Several members of the Office of Human Resources Management (OHRM) in the UN Secretariat attended BI Day as well. OHRM is leveraging behavioural insights in the form of a new Innovation and Learning Speaker Series, which launched in late 2017 in partnership with Society for Industrial and Organizational Psychology (SIOP). Every other month, a SIOP member is invited to give a talk sharing research, theory, and evidence-based best practices from organizational psychology with UN human resources professionals. This is consistent with broader trends toward applying BI to organizational change. Sessions to date have covered a variety of topics through a behavioural lens, including talent management, performance management, survey design and analysis, and data-driven policy. Following on from BI Day, OHRM’s August 2018 session was specifically devoted to applying Behavioural Insights to Human Resources.

4. Beyond BI Day

The first-ever BI Day in 2018 not only reflected BI’s growing momentum at the UN, it also catalyzed subsequent action. While a detailed account of each and every ensuing event is beyond the scope of this article, one particularly special session is important to highlight. In September 2018 at a UN General Assembly side event Professor Cass Sunstein (founder and director of the Program on Behavioral Economics and Public Policy at Harvard Law School and former Administrator of the White House Office of Information and Regulatory Affairs) gave a talk on how better understanding human behaviour can help achieve the SDGs.

Professor Sunstein provided examples from his time applying behavioural insights in the Obama White House including nudges that he worked on from pensions and savings to calorie labelling. He also discussed how behavioural insights can act as a Global Positioning System (GPS) helping to address the problem of navigability when it comes to programming — and the importance and power of tools such as defaults, information, warnings, reminders, and social norms.

Reflecting on Cass Sunstein’s visit to the UN, Abdoulaye Mar Dieye, UN Assistant Secretary-General and Director of the UNDP Bureau for Policy and Programme Support, stated that “Behaviour change on a global scale is instrumental to achieve the SDGs.” “To make progress,” he expressed, “we need to better understand the importance of choice architectures and of cognitive biases, including our own.”

Cynthia McCaffrey, Director of UNICEF’s Office of Innovation agreed, and reinforced the importance of inter-agency partnerships as well as partnerships with academia and government in realizing BI’s potential to effect behavioural change. “We are always looking for innovative approaches and tools to foster social and behavior change,” she noted.

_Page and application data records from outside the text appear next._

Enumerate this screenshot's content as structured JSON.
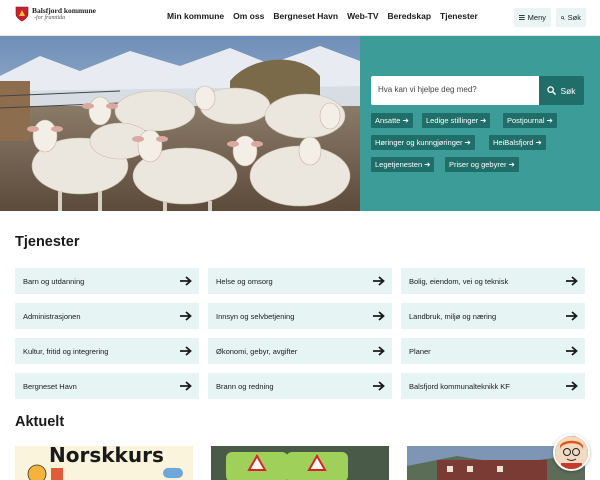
{
  "header": {
    "logo_name": "Balsfjord kommune",
    "logo_tagline": "-for framtida",
    "nav": [
      "Min kommune",
      "Om oss",
      "Bergneset Havn",
      "Web-TV",
      "Beredskap",
      "Tjenester"
    ],
    "menu_label": "Meny",
    "search_label": "Søk"
  },
  "hero": {
    "search_placeholder": "Hva kan vi hjelpe deg med?",
    "search_button": "Søk",
    "quick_links": [
      "Ansatte",
      "Ledige stillinger",
      "Postjournal",
      "Høringer og kunngjøringer",
      "HeiBalsfjord",
      "Legetjenesten",
      "Priser og gebyrer"
    ]
  },
  "services": {
    "title": "Tjenester",
    "items": [
      "Barn og utdanning",
      "Helse og omsorg",
      "Bolig, eiendom, vei og teknisk",
      "Administrasjonen",
      "Innsyn og selvbetjening",
      "Landbruk, miljø og næring",
      "Kultur, fritid og integrering",
      "Økonomi, gebyr, avgifter",
      "Planer",
      "Bergneset Havn",
      "Brann og redning",
      "Balsfjord kommunalteknikk KF"
    ]
  },
  "news": {
    "title": "Aktuelt",
    "card1_heading": "Norskkurs"
  },
  "colors": {
    "teal_panel": "#3b9c98",
    "teal_dark": "#1f6e6a",
    "service_bg": "#e6f4f3"
  },
  "icons": [
    "shield-logo-icon",
    "hamburger-icon",
    "search-icon",
    "arrow-right-icon",
    "chat-avatar-icon"
  ]
}
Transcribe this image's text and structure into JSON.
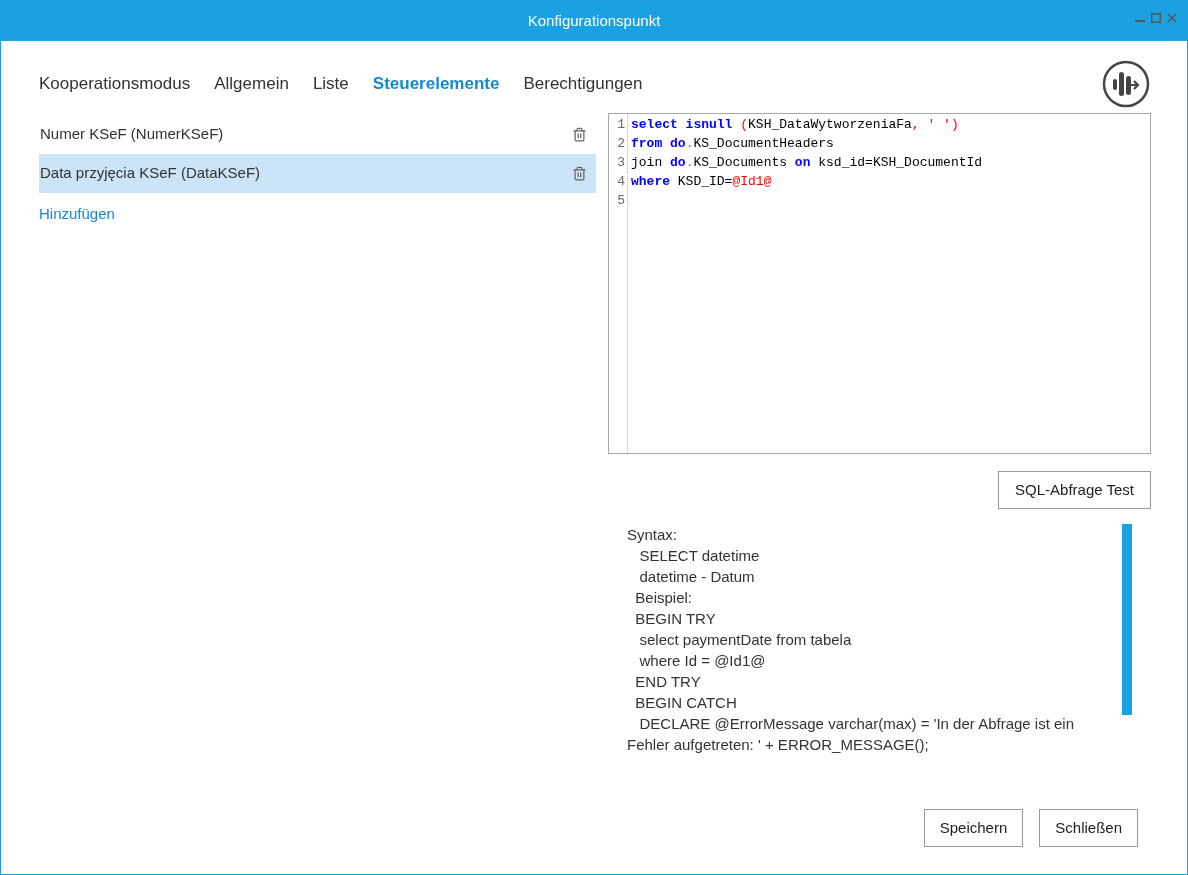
{
  "window": {
    "title": "Konfigurationspunkt"
  },
  "tabs": [
    {
      "label": "Kooperationsmodus",
      "selected": false
    },
    {
      "label": "Allgemein",
      "selected": false
    },
    {
      "label": "Liste",
      "selected": false
    },
    {
      "label": "Steuerelemente",
      "selected": true
    },
    {
      "label": "Berechtigungen",
      "selected": false
    }
  ],
  "controls": [
    {
      "label": "Numer KSeF (NumerKSeF)",
      "selected": false
    },
    {
      "label": "Data przyjęcia KSeF (DataKSeF)",
      "selected": true
    }
  ],
  "add_link": "Hinzufügen",
  "editor": {
    "lines": [
      {
        "number": "1",
        "tokens": [
          {
            "text": "select",
            "kind": "keyword"
          },
          {
            "text": " isnull",
            "kind": "keyword"
          },
          {
            "text": " (",
            "kind": "operator"
          },
          {
            "text": "KSH_DataWytworzeniaFa",
            "kind": "plain"
          },
          {
            "text": ",",
            "kind": "operator"
          },
          {
            "text": " ' '",
            "kind": "string"
          },
          {
            "text": ")",
            "kind": "operator"
          }
        ]
      },
      {
        "number": "2",
        "tokens": [
          {
            "text": "from",
            "kind": "keyword"
          },
          {
            "text": " do",
            "kind": "keyword"
          },
          {
            "text": ".",
            "kind": "punct"
          },
          {
            "text": "KS_DocumentHeaders",
            "kind": "plain"
          }
        ]
      },
      {
        "number": "3",
        "tokens": [
          {
            "text": "join ",
            "kind": "plain"
          },
          {
            "text": "do",
            "kind": "keyword"
          },
          {
            "text": ".",
            "kind": "punct"
          },
          {
            "text": "KS_Documents ",
            "kind": "plain"
          },
          {
            "text": "on",
            "kind": "keyword"
          },
          {
            "text": " ksd_id=KSH_DocumentId",
            "kind": "plain"
          }
        ]
      },
      {
        "number": "4",
        "tokens": [
          {
            "text": "where",
            "kind": "keyword"
          },
          {
            "text": " KSD_ID=",
            "kind": "plain"
          },
          {
            "text": "@Id1@",
            "kind": "string"
          }
        ]
      },
      {
        "number": "5"
      }
    ]
  },
  "test_button": "SQL-Abfrage Test",
  "help_text": [
    "Syntax:",
    "   SELECT datetime",
    "   datetime - Datum",
    "  Beispiel:",
    "  BEGIN TRY",
    "   select paymentDate from tabela",
    "   where Id = @Id1@",
    "  END TRY",
    "  BEGIN CATCH",
    "   DECLARE @ErrorMessage varchar(max) = 'In der Abfrage ist ein Fehler aufgetreten: ' + ERROR_MESSAGE();"
  ],
  "buttons": [
    "Speichern",
    "Schließen"
  ]
}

In the spirit of collaboration, recent discussions at the UN have centered on the establishment of an informal community of practice on BI, as a way to facilitate connections share learnings across the UN. Already, events for the coming year are being planned, including a session on Sport, BI, and Sustainable Development co-organized by UNITAR and the Qatar Behavioural Insights Unit. Stay tuned for more updates about behavioural insights at the United Nations in 2019 and how these concepts continue to be put to use towards the achievement of the SDGs.

5. Concluding Thoughts

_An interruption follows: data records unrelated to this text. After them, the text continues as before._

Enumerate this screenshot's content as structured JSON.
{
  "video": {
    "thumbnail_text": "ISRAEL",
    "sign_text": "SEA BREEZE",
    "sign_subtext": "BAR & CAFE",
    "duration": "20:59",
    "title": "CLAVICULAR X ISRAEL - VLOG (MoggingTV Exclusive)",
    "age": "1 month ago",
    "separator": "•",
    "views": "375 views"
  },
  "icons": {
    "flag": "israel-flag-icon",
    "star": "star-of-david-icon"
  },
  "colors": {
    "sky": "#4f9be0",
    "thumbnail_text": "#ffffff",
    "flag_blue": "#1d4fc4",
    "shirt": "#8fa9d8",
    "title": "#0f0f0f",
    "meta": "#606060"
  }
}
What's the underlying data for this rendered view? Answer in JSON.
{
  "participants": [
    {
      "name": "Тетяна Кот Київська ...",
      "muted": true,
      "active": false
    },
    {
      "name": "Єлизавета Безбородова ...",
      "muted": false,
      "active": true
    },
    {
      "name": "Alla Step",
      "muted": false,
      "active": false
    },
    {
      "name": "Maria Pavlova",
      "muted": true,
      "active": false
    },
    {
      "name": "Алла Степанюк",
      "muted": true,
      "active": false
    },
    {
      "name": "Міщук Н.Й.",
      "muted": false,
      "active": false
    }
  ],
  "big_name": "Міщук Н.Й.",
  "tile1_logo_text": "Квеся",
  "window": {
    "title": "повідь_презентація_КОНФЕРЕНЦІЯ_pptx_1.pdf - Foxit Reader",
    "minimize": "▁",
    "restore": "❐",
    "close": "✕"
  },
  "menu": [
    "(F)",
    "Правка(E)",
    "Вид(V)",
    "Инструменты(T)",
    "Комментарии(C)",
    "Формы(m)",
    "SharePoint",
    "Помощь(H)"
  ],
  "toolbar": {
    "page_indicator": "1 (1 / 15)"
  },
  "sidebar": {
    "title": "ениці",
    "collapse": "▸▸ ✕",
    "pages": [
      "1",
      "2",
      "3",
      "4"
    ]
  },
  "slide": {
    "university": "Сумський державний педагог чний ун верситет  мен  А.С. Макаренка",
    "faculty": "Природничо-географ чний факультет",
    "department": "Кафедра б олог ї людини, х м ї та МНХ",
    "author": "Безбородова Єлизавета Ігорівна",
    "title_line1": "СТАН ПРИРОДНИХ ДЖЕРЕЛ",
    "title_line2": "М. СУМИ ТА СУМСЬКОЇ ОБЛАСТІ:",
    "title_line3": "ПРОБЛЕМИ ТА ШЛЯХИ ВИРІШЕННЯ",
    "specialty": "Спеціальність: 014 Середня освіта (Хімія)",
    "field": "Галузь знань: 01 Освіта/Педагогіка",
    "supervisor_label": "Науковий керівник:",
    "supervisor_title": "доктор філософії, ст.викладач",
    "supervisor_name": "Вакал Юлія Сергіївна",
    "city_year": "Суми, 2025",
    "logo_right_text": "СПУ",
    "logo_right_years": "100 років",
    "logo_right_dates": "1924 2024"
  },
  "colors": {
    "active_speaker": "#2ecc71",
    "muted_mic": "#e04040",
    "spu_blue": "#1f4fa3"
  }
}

In conclusion, BI momentum at the UN has been years in the making through much effort, awareness raising, high-level buy-in, and interest among public servants looking for ways to change traditional approaches to development. The world has set a 2030 deadline for achieving the SDGs, and we are only 12 years away from that date. Without well-informed policies and programmes, advancements will be minimal and initiatives may even backfire. BI can serve a large and important role by working at the root of many of the issues we are facing — human behaviour and practices that are stymieing societal progress. By tackling global challenges at this level, we can progress toward our shared goals faster and more effectively.

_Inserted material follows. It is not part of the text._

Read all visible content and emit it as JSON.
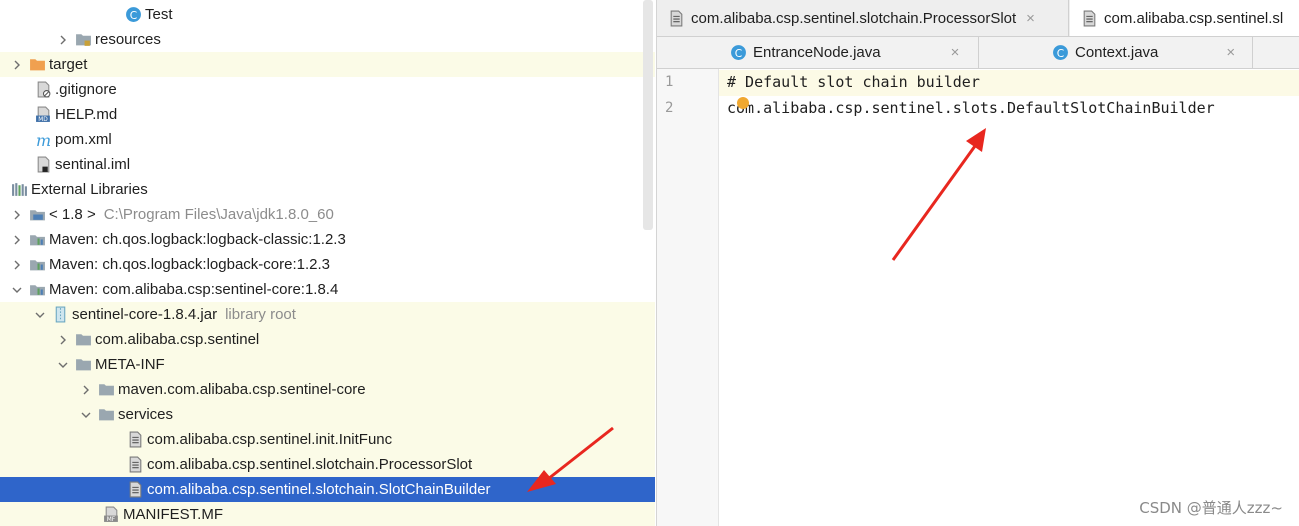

About the Authors

Mary MacLennan is a PhD candidate at the London School of Economics.

Aimee Lace is a PhD candidate at Columbia University.

Lori Foster is a Professor at North Carolina State University and the University of Cape Town.